GMGruman writes "As smartphones become ubiquitous accessories, unexpected consequences can result. In this blog post, InfoWorld's Galen Gruman looks at some of the unintended consequences of mobile technology's ubiquity, in which very useful technology can also raise issues. For example, the US Army has put out a training video to tell troops how to disable the location detection on iPhones and Androids so they can't be tracked when on deployment. That's just one example of the behavior and awareness that most people haven't yet grokked. Others involve cameras, microphones, and USB drives."
Ponca City writes "MySpace has unveiled an overhauled website and logo as it attempts to recapture the magic that led it to top the social-networking sphere. According to the report 'MySpace is positioning itself for the so-called Gen Y crowd, or those roughly between 10 and 30 years old.' A beta version of the new website will start rolling out Wednesday and is slated to be accessible to users globally by the end of November. Plans are for the site to focus on entertainment with the home page constantly updating items about music, movies and television shows that are most discussed on the site at any one time."
javab0y writes "The folks over at basementcoders did a podcast with James Gosling, The Father of Java, last week at a coffee shop in San Francisco during the JavaOne conference. In a raw and no-holds-barred interview, James let loose on Oracle, the Google Lawsuit, and his experience with IBM. You know its going to be good when he starts out saying, 'I eventually graduated in '83. Went to work for IBM which is, you know, is within the top 10 of my stupidest career decisions I've made.' The podcast was fully transcribed."
tekgoblin writes "Joshua Walker spent the last few months creating a masterpiece. He created the Starship Enterprise 1701-D from Star Trek: The Next Generation in Minecraft using just blocks. He recorded a short video of him explaining how he did it and even gave us a sneak peek at the partially completed ship." He also posted on the Penny-Arcade forums about how he did it. If you aren't impressed by that, perhaps you should check out a 16-Bit ALU also implemented in Minecraft which totally reminded me of one of my favorite XKCD comics.
An anonymous reader writes "Engadget has photos of 'Pionen White Mountains, the nuclear bunker in which Wikileaks will locate some of its servers. It was excavated 98 feet underground, in a rock hill in the center of Stockholm, Sweden, during the Cold War.' It looks like they hired the same interior designer who decorated Batman's lair."
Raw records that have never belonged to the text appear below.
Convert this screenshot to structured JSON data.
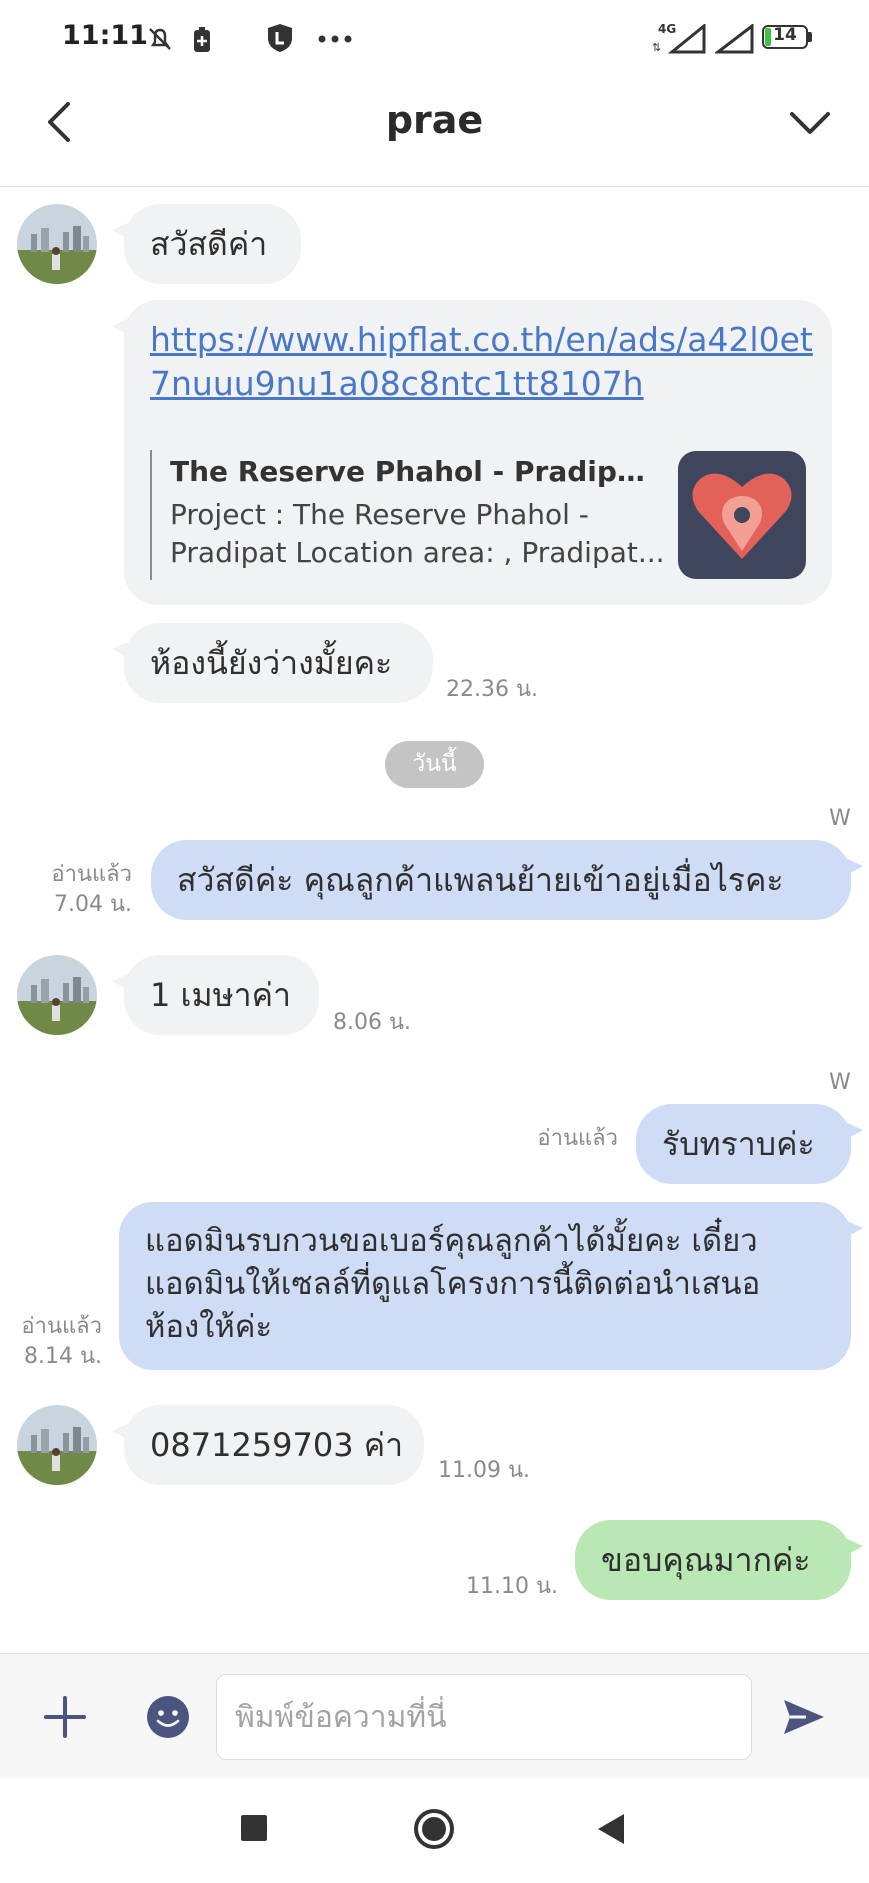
{
  "status_bar": {
    "time": "11:11",
    "network": "4G",
    "battery": "14"
  },
  "header": {
    "title": "prae"
  },
  "messages": {
    "m1": {
      "text": "สวัสดีค่า"
    },
    "m2": {
      "link": "https://www.hipflat.co.th/en/ads/a42l0et7nuuu9nu1a08c8ntc1tt8107h",
      "link_line1": "https://www.hipflat.co.th/en/ads/a42l0et",
      "link_line2": "7nuuu9nu1a08c8ntc1tt8107h",
      "preview_title": "The Reserve Phahol - Pradipat - ...",
      "preview_desc_line1": "Project : The Reserve Phahol -",
      "preview_desc_line2": "Pradipat Location area: , Pradipat..."
    },
    "m3": {
      "text": "ห้องนี้ยังว่างมั้ยคะ",
      "time": "22.36 น."
    },
    "date_divider": "วันนี้",
    "m4": {
      "sender_tag": "W",
      "read": "อ่านแล้ว",
      "time": "7.04 น.",
      "text": "สวัสดีค่ะ คุณลูกค้าแพลนย้ายเข้าอยู่เมื่อไรคะ"
    },
    "m5": {
      "text": "1 เมษาค่า",
      "time": "8.06 น."
    },
    "m6": {
      "sender_tag": "W",
      "read": "อ่านแล้ว",
      "text": "รับทราบค่ะ"
    },
    "m7": {
      "read": "อ่านแล้ว",
      "time": "8.14 น.",
      "line1": "แอดมินรบกวนขอเบอร์คุณลูกค้าได้มั้ยคะ เดี๋ยว",
      "line2": "แอดมินให้เซลล์ที่ดูแลโครงการนี้ติดต่อนำเสนอ",
      "line3": "ห้องให้ค่ะ"
    },
    "m8": {
      "text": "0871259703 ค่า",
      "time": "11.09 น."
    },
    "m9": {
      "text": "ขอบคุณมากค่ะ",
      "time": "11.10 น."
    }
  },
  "input": {
    "placeholder": "พิมพ์ข้อความที่นี่"
  },
  "colors": {
    "outgoing": "#cfdcf6",
    "incoming": "#f1f2f4",
    "sent_pending": "#b9e8b5",
    "link": "#4a78c8",
    "accent": "#4c5580"
  }
}
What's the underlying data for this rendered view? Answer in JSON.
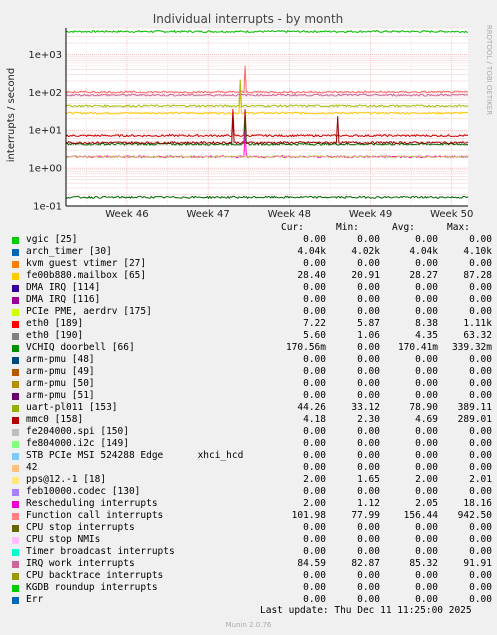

jamie passes along this quote from a post by Michael Abbott at The Brainy Gamer: "This year, for the first time, a video game will appear on the syllabus of a course required for all students at Wabash College, where I teach. For me — and for a traditional liberal arts college founded in 1832 — this is a big deal. Alongside Gilgamesh, Aristotle's Politics, John Donne's poetry, Shakespeare's Hamlet, and the Tao Te Ching, freshmen at Wabash will also encounter a video game called Portal. "
An anonymous reader writes "Employees openly admit they would take company data, including customer data and product plans, when leaving a job. In response to a recent survey, 49% of US workers and 52% of British workers admitted they would take some form of company property with them when leaving a position: 29% (US) and 23% (UK) would take customer data, including contact information; 23% (US) and 22% (UK) would take electronic files; 15% (US) and 17% (UK) would take product information, including designs and plans; and 13% (US) and 22% (UK) would take small office supplies."